__How to complete this task__
Although the entries contain pictures, only their words should be duplicated exactly.

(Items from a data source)
════
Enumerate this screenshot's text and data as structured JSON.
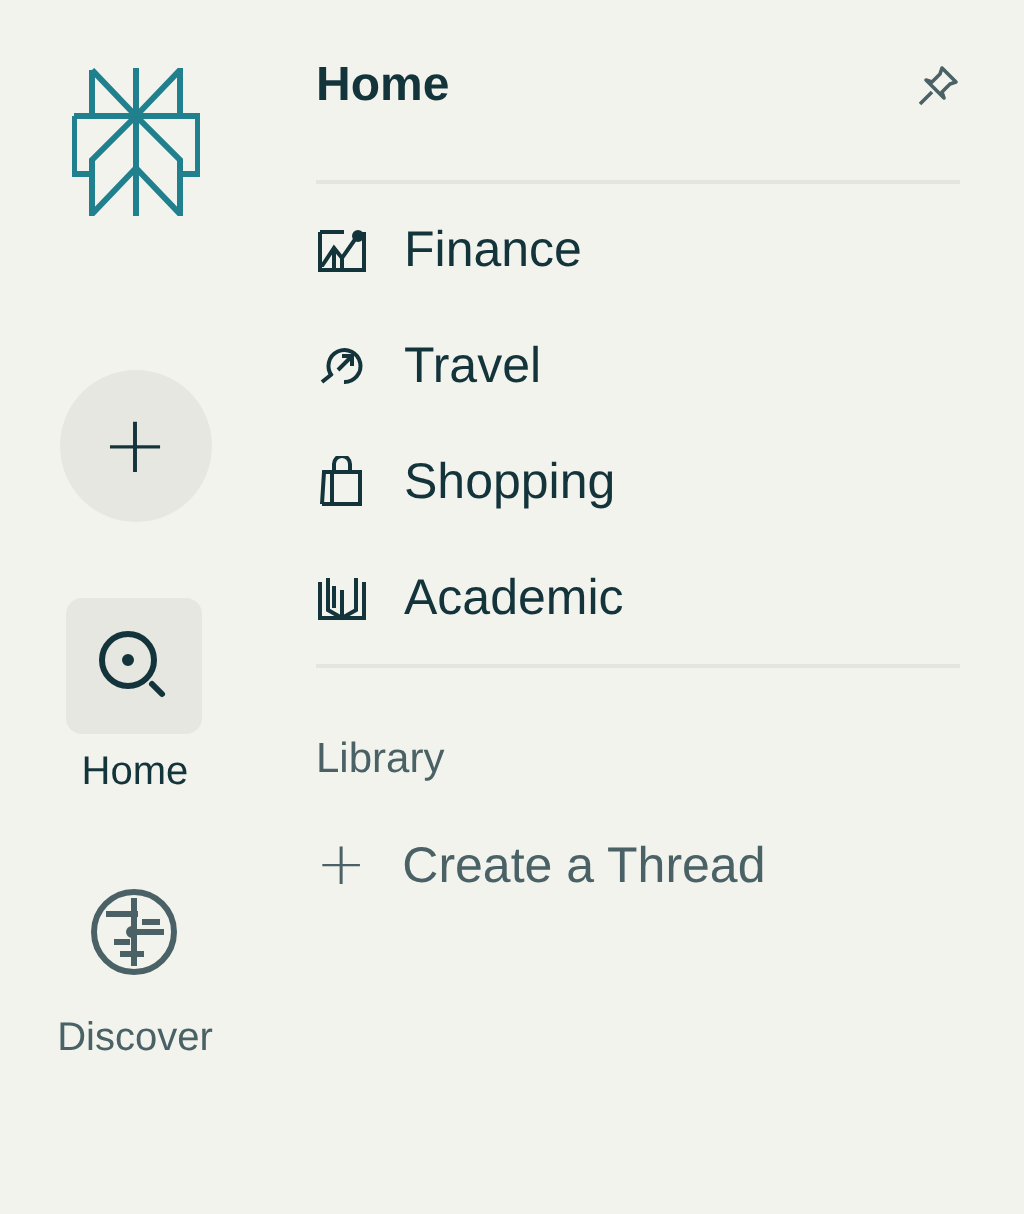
{
  "nav": [
    {
      "label": "Home",
      "kind": "search",
      "selected": true
    },
    {
      "label": "Discover",
      "kind": "globe",
      "selected": false
    }
  ],
  "panel": {
    "title": "Home",
    "topics": [
      {
        "label": "Finance",
        "kind": "chart"
      },
      {
        "label": "Travel",
        "kind": "plane"
      },
      {
        "label": "Shopping",
        "kind": "bag"
      },
      {
        "label": "Academic",
        "kind": "book"
      }
    ],
    "section": "Library",
    "action": {
      "icon": "+",
      "label": "Create a Thread"
    }
  },
  "new_button": "+"
}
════
__Result__
Enumerate this screenshot's text and data as structured JSON.
{
  "nav": [
    {
      "label": "Home",
      "kind": "search",
      "selected": true
    },
    {
      "label": "Discover",
      "kind": "globe",
      "selected": false
    }
  ],
  "panel": {
    "title": "Home",
    "topics": [
      {
        "label": "Finance",
        "kind": "chart"
      },
      {
        "label": "Travel",
        "kind": "plane"
      },
      {
        "label": "Shopping",
        "kind": "bag"
      },
      {
        "label": "Academic",
        "kind": "book"
      }
    ],
    "section": "Library",
    "action": {
      "icon": "+",
      "label": "Create a Thread"
    }
  },
  "new_button": "+"
}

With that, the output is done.